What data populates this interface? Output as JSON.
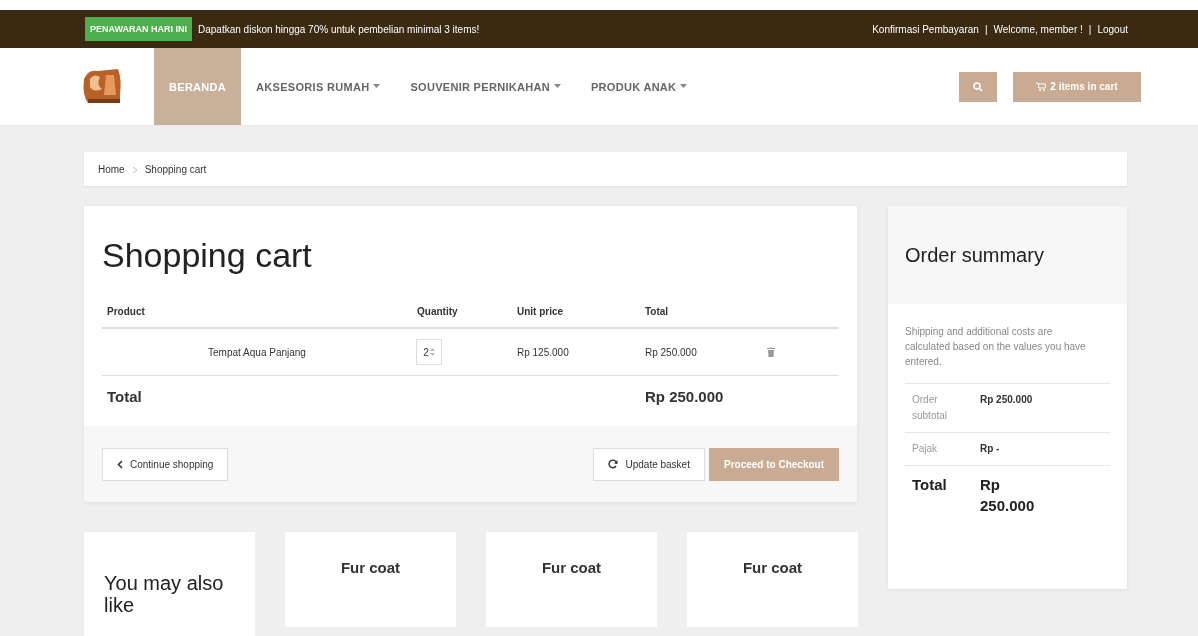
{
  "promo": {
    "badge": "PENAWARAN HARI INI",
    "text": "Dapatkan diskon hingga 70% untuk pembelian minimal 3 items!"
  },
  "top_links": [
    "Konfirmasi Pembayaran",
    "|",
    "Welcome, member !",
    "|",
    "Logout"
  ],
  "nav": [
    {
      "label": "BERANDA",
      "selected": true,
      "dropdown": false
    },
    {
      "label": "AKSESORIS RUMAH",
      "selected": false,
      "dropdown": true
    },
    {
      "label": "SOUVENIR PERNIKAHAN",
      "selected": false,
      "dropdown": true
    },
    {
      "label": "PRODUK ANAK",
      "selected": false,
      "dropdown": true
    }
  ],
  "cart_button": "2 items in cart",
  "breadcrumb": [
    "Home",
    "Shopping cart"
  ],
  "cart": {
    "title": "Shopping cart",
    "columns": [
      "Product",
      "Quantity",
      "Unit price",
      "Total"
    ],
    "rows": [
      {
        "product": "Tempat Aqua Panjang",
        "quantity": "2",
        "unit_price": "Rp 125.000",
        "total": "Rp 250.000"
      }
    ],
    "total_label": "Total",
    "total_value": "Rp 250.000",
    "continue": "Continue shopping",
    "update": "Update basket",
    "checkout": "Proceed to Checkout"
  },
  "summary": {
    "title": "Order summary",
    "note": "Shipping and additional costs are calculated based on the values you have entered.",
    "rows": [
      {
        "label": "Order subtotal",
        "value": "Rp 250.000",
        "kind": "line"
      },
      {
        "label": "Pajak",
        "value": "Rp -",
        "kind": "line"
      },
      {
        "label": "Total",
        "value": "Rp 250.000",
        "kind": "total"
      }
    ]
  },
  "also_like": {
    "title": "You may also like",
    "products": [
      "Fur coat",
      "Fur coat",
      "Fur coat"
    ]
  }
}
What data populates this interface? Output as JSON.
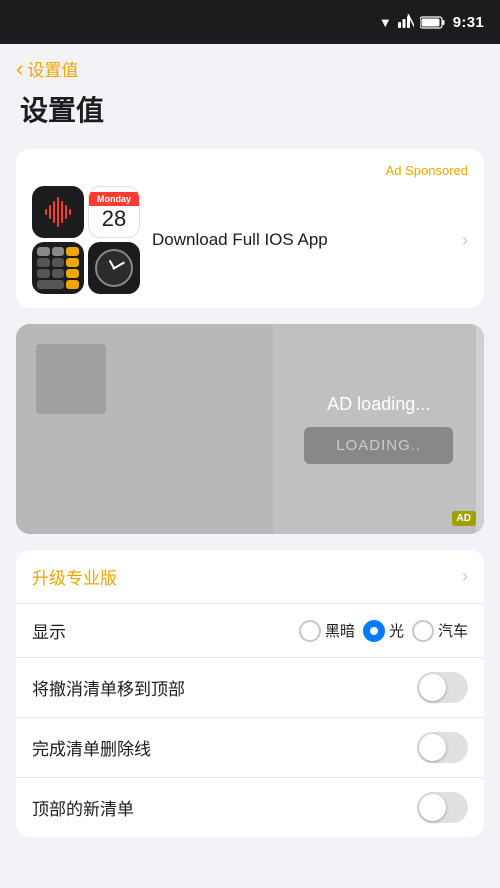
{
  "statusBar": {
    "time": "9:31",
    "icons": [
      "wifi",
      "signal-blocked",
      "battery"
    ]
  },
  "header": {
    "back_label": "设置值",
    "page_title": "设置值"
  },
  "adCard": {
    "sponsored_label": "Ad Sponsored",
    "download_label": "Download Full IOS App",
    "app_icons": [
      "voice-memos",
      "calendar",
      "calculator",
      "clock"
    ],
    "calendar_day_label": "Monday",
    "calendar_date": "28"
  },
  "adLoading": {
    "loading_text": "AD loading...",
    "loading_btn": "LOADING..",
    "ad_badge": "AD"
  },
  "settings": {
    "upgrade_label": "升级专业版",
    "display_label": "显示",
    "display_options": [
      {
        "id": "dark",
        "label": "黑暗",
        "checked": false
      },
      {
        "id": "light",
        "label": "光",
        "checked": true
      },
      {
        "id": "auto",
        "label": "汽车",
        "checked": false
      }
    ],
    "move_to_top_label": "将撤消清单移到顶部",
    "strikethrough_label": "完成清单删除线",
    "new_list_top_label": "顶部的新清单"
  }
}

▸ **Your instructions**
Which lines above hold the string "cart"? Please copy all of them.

▸ **Result for this task**
  "cart_button": "2 items in cart",
    "Shopping cart"
  "cart": {
    "title": "Shopping cart",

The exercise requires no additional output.